State Street to pay $300 million in SEC subprime case

By Svea Herbst-Bayliss and Karey Wutkowski

BOSTON/WASHINGTON (BestGrowthStock) – State Street Corp agreed on Thursday to reimburse investors over $300 million to settle federal and state charges that the world’s second-largest institutional money manager misled clients about investments in subprime mortgages at the start of the credit crisis, the U.S. Securities and Exchange Commission said.

The commission charged that the Boston-based company’s investment arm had selectively disclosed information to investors in its Limited Duration Bond Fund about the portfolio’s plunging returns in 2007.

The fund, which had managed $1.4 billion, was aimed at pension funds and other investors who wanted slightly better returns than what money market funds were paying but with only slightly more risk. The fund had tumbled about 37 percent during the first three weeks of August 2007.

“State Street led investors to believe that their investments were more diversified than a typical money market portfolio, when instead they were invested almost entirely in subprime investments that ultimately caused hundreds of millions of dollars in losses,” SEC enforcement director Robert Khuzami said in a statement.

Khuzami said investigating violations connected to the subprime crisis and financial meltdown remains a priority for the SEC.

“Investors relied on State Street to tell them the truth so they could make informed investment decisions, and State Street let them down,” said David Bergers, director of the SEC’s Boston-based office.

The company, which invests $1.9 trillion for clients and oversees another $18.8 trillion in assets under custody, said it agreed to pay $50 million in penalties, more than $8.3 million in disgorgement and prejudgment interest, and more than $255 million in additional payments to compensate investors. The penalties include a $10 million fine to both Massachusetts’ Attorney General’s office and the Secretary of State’s office.

“I’m not happy that they are doling out money to all the agencies that they seem to be doling it out to, including the Massachusetts Attorney General, but I’m glad that they’ve gotten it behind them,” said analyst Nancy Bush, who heads NAB Research.

State Street, an icon in the investment industry since its founding 218 years ago, had already paid out about $350 million to settle lawsuits brought by private investors.

Prudential Financial Inc, for instance, sued State Street in 2007, charging that it had lost $80 million for thousands of investors in Prudential’s retirement plans.

The payments will be covered by State Street’s legal reserve fund, which it originally set up in 2007 and stocked up last year.

In October, months after the heavy losses were first reported, State Street’s chief executive, Ron Logue, touched on the fixed income problem only briefly on an earnings call when he told analysts he was disappointed by the poor performance at a small number of fixed income funds.

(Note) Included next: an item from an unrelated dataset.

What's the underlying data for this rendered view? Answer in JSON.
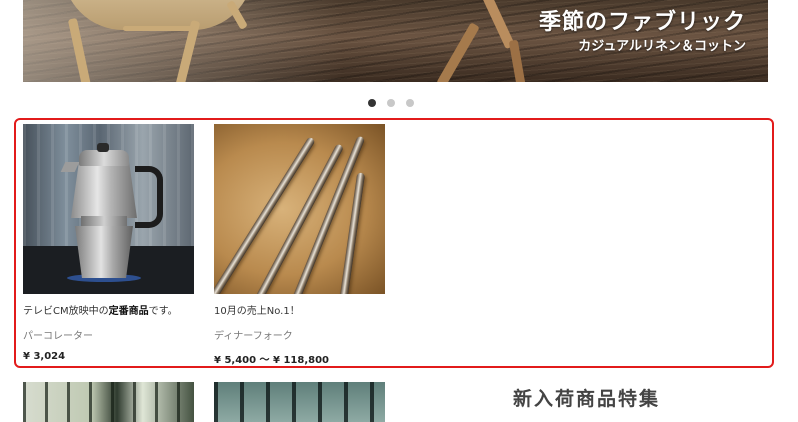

In November, three executives — Sean Flannery, SSgA’s chief North American investment officer; Paul Greff, director of global fixed income; and Michael O’Hara, head of active global fixed income — left the company.

In early January 2008, the company announced that William Hunt, who had run SSgA, had resigned.

The settlement comes only weeks before Logue, who took significant steps to reduce risk-taking at the company as the credit crisis ballooned, will retire on March 1. State Street was among a large number of U.S. financial firms that took government bailout money and was one of the first to pay it back in 2009.

“We value our reputation as a trusted fiduciary to institutions around the world and we recognize the critical importance of fulfilling our fiduciary obligations. As such, we were determined to work with our regulators and with our customers to resolve their concerns around investments in certain of SSgA’s active fixed-income strategies in 2007,” Logue said in a statement.

Stock Market News

(Additional reporting by Elinor Comlay in New York, editing by Gerald E. McCormick, Gary Hill)

State Street to pay $300 million in SEC subprime case